Telle Whitney never anticipated that she would keep her position as President and CEO of the Anita Borg Institute for Women and Technology when she first took the role in 2002. But what began as a temporary position while the institute searched for a replacement for Anita Borg, who was diagnosed with brain cancer in 1999 and passed away in 2003, soon blossomed into a career for Whitney.
“I loved creating technology, but I was almost always one of the only women at the table, especially as I moved into leadership roles,” she explains.
A computer scientist by trade, Whitney has grown the institute, which develops programs and tools for women in the technology industry, into a well-funded organization that works with thousands of women and partners with 26 corporations, including Google, HP, and Microsoft.

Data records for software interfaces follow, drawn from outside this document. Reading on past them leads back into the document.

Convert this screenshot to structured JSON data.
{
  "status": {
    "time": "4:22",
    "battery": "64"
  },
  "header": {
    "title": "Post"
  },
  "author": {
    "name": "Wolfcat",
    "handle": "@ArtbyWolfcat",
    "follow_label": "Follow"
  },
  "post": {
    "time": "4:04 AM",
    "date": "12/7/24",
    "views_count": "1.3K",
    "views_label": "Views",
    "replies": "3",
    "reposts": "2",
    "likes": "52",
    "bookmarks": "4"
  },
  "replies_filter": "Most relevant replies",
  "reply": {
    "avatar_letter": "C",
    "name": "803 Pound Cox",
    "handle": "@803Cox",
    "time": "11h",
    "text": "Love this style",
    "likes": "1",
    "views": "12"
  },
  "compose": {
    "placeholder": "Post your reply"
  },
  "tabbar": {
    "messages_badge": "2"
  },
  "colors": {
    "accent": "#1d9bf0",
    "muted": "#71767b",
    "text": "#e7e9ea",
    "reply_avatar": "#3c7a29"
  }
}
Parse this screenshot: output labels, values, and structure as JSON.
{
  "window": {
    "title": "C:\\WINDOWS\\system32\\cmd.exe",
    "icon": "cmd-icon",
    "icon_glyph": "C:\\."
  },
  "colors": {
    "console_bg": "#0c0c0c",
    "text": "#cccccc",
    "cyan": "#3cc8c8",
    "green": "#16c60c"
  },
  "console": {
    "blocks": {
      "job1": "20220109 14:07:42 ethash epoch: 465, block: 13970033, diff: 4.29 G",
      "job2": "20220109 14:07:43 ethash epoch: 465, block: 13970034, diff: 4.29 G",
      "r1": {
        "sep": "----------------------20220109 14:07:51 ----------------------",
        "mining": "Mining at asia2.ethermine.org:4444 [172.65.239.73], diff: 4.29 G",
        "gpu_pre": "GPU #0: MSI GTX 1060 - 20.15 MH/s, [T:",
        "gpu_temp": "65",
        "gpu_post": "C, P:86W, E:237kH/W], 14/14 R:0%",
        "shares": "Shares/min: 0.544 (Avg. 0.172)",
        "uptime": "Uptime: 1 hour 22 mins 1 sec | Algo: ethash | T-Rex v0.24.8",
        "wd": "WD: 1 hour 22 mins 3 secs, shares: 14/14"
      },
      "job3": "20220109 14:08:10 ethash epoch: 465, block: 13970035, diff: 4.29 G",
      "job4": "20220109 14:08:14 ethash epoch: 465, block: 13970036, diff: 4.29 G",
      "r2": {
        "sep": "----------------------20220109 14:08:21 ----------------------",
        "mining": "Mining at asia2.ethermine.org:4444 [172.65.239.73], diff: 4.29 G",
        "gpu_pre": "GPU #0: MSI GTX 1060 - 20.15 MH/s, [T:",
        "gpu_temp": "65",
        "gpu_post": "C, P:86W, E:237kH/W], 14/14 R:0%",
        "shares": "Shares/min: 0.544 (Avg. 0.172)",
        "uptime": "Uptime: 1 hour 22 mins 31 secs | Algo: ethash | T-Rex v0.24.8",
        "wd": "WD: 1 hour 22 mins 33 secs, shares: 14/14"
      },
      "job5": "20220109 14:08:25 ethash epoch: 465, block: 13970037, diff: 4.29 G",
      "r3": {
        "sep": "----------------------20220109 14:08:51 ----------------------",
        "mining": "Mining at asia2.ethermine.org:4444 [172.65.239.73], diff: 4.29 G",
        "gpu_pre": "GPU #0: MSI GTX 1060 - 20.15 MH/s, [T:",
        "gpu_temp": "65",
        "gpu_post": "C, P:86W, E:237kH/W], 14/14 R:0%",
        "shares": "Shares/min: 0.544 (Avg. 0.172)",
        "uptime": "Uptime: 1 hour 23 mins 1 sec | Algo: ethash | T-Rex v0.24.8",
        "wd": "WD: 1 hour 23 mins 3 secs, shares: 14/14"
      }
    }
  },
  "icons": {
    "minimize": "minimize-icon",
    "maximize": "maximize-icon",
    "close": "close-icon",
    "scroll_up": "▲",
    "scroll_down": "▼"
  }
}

Now Whitney is bringing the institute to an international audience, beginning with the Grace Hopper Celebration of Women in Computing in India, an extension of the U.S.-based Grace Hopper conferences that bring together technologically-minded females for sessions about the research and career interests of women. In the coming years, Whitney hopes to bring Grace Hopper to at least one more country. “We continue to look at the changing culture of technology,” she says.AS